» Work item
Set down all of the data again, character for character.

▼

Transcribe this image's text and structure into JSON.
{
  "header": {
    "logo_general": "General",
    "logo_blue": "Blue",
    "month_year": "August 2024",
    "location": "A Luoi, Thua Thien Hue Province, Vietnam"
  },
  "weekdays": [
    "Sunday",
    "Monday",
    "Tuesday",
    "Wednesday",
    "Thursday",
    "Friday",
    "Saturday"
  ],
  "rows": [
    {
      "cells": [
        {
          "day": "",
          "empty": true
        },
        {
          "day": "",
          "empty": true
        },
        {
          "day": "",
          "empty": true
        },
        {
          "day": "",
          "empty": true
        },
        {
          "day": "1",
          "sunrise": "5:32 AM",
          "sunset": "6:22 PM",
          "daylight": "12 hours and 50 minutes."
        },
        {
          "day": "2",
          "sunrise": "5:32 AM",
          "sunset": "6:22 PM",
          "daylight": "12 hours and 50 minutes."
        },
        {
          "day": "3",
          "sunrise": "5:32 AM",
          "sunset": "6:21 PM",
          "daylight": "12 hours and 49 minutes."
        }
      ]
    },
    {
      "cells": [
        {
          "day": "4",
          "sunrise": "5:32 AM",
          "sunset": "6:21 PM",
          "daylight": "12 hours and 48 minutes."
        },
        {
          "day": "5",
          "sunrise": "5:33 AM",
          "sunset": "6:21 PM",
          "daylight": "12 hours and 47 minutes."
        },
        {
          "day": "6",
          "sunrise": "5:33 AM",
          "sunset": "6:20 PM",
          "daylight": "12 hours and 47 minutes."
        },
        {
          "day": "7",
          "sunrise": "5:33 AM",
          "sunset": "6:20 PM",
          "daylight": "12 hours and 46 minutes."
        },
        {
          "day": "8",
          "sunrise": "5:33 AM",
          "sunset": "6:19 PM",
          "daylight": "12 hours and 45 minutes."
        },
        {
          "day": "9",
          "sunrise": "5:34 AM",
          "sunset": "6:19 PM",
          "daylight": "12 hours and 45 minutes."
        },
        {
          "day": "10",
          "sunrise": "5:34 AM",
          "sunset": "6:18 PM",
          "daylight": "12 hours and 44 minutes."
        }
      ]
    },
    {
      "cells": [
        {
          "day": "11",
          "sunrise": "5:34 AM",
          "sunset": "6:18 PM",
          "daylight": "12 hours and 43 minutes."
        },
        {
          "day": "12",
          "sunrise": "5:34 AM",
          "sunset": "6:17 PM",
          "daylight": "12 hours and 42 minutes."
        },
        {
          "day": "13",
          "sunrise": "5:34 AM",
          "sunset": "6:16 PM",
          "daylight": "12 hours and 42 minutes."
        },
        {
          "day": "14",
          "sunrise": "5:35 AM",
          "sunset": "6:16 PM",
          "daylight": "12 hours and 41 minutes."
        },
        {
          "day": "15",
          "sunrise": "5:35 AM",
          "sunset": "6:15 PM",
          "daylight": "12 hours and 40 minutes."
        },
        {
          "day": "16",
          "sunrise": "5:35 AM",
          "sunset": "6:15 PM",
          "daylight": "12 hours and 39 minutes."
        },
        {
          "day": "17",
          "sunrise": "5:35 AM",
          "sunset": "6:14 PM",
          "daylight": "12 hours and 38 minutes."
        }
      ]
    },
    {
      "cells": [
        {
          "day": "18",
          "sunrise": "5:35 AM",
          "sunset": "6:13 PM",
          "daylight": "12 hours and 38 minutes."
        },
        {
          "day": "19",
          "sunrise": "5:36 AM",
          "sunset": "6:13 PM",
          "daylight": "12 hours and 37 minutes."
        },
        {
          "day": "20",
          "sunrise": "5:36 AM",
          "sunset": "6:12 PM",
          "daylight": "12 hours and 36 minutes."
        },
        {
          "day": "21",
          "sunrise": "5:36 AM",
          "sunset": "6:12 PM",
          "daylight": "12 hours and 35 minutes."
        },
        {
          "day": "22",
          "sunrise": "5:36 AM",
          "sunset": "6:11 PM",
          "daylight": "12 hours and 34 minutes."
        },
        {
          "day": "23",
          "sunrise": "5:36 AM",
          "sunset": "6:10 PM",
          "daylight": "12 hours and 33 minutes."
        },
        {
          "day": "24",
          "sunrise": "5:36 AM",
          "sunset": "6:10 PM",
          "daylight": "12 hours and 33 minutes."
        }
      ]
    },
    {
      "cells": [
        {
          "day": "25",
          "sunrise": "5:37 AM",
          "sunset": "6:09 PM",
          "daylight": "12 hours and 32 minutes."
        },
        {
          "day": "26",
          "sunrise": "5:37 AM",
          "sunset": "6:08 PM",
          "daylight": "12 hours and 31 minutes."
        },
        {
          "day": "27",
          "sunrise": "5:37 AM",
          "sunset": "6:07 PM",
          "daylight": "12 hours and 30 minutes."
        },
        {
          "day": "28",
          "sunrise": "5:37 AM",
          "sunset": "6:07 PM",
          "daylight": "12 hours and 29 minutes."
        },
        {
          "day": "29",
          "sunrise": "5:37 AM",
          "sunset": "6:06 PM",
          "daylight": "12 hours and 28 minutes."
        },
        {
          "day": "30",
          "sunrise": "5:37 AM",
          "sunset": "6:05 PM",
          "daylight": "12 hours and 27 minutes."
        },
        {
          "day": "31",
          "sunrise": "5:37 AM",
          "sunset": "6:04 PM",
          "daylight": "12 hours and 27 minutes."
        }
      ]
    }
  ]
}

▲

» Written answer
Transcribe this image's text and structure into JSON.
{
  "header": {
    "logo_general": "General",
    "logo_blue": "Blue",
    "month_year": "August 2024",
    "location": "A Luoi, Thua Thien Hue Province, Vietnam"
  },
  "weekdays": [
    "Sunday",
    "Monday",
    "Tuesday",
    "Wednesday",
    "Thursday",
    "Friday",
    "Saturday"
  ],
  "rows": [
    {
      "cells": [
        {
          "day": "",
          "empty": true
        },
        {
          "day": "",
          "empty": true
        },
        {
          "day": "",
          "empty": true
        },
        {
          "day": "",
          "empty": true
        },
        {
          "day": "1",
          "sunrise": "5:32 AM",
          "sunset": "6:22 PM",
          "daylight": "12 hours and 50 minutes."
        },
        {
          "day": "2",
          "sunrise": "5:32 AM",
          "sunset": "6:22 PM",
          "daylight": "12 hours and 50 minutes."
        },
        {
          "day": "3",
          "sunrise": "5:32 AM",
          "sunset": "6:21 PM",
          "daylight": "12 hours and 49 minutes."
        }
      ]
    },
    {
      "cells": [
        {
          "day": "4",
          "sunrise": "5:32 AM",
          "sunset": "6:21 PM",
          "daylight": "12 hours and 48 minutes."
        },
        {
          "day": "5",
          "sunrise": "5:33 AM",
          "sunset": "6:21 PM",
          "daylight": "12 hours and 47 minutes."
        },
        {
          "day": "6",
          "sunrise": "5:33 AM",
          "sunset": "6:20 PM",
          "daylight": "12 hours and 47 minutes."
        },
        {
          "day": "7",
          "sunrise": "5:33 AM",
          "sunset": "6:20 PM",
          "daylight": "12 hours and 46 minutes."
        },
        {
          "day": "8",
          "sunrise": "5:33 AM",
          "sunset": "6:19 PM",
          "daylight": "12 hours and 45 minutes."
        },
        {
          "day": "9",
          "sunrise": "5:34 AM",
          "sunset": "6:19 PM",
          "daylight": "12 hours and 45 minutes."
        },
        {
          "day": "10",
          "sunrise": "5:34 AM",
          "sunset": "6:18 PM",
          "daylight": "12 hours and 44 minutes."
        }
      ]
    },
    {
      "cells": [
        {
          "day": "11",
          "sunrise": "5:34 AM",
          "sunset": "6:18 PM",
          "daylight": "12 hours and 43 minutes."
        },
        {
          "day": "12",
          "sunrise": "5:34 AM",
          "sunset": "6:17 PM",
          "daylight": "12 hours and 42 minutes."
        },
        {
          "day": "13",
          "sunrise": "5:34 AM",
          "sunset": "6:16 PM",
          "daylight": "12 hours and 42 minutes."
        },
        {
          "day": "14",
          "sunrise": "5:35 AM",
          "sunset": "6:16 PM",
          "daylight": "12 hours and 41 minutes."
        },
        {
          "day": "15",
          "sunrise": "5:35 AM",
          "sunset": "6:15 PM",
          "daylight": "12 hours and 40 minutes."
        },
        {
          "day": "16",
          "sunrise": "5:35 AM",
          "sunset": "6:15 PM",
          "daylight": "12 hours and 39 minutes."
        },
        {
          "day": "17",
          "sunrise": "5:35 AM",
          "sunset": "6:14 PM",
          "daylight": "12 hours and 38 minutes."
        }
      ]
    },
    {
      "cells": [
        {
          "day": "18",
          "sunrise": "5:35 AM",
          "sunset": "6:13 PM",
          "daylight": "12 hours and 38 minutes."
        },
        {
          "day": "19",
          "sunrise": "5:36 AM",
          "sunset": "6:13 PM",
          "daylight": "12 hours and 37 minutes."
        },
        {
          "day": "20",
          "sunrise": "5:36 AM",
          "sunset": "6:12 PM",
          "daylight": "12 hours and 36 minutes."
        },
        {
          "day": "21",
          "sunrise": "5:36 AM",
          "sunset": "6:12 PM",
          "daylight": "12 hours and 35 minutes."
        },
        {
          "day": "22",
          "sunrise": "5:36 AM",
          "sunset": "6:11 PM",
          "daylight": "12 hours and 34 minutes."
        },
        {
          "day": "23",
          "sunrise": "5:36 AM",
          "sunset": "6:10 PM",
          "daylight": "12 hours and 33 minutes."
        },
        {
          "day": "24",
          "sunrise": "5:36 AM",
          "sunset": "6:10 PM",
          "daylight": "12 hours and 33 minutes."
        }
      ]
    },
    {
      "cells": [
        {
          "day": "25",
          "sunrise": "5:37 AM",
          "sunset": "6:09 PM",
          "daylight": "12 hours and 32 minutes."
        },
        {
          "day": "26",
          "sunrise": "5:37 AM",
          "sunset": "6:08 PM",
          "daylight": "12 hours and 31 minutes."
        },
        {
          "day": "27",
          "sunrise": "5:37 AM",
          "sunset": "6:07 PM",
          "daylight": "12 hours and 30 minutes."
        },
        {
          "day": "28",
          "sunrise": "5:37 AM",
          "sunset": "6:07 PM",
          "daylight": "12 hours and 29 minutes."
        },
        {
          "day": "29",
          "sunrise": "5:37 AM",
          "sunset": "6:06 PM",
          "daylight": "12 hours and 28 minutes."
        },
        {
          "day": "30",
          "sunrise": "5:37 AM",
          "sunset": "6:05 PM",
          "daylight": "12 hours and 27 minutes."
        },
        {
          "day": "31",
          "sunrise": "5:37 AM",
          "sunset": "6:04 PM",
          "daylight": "12 hours and 27 minutes."
        }
      ]
    }
  ]
}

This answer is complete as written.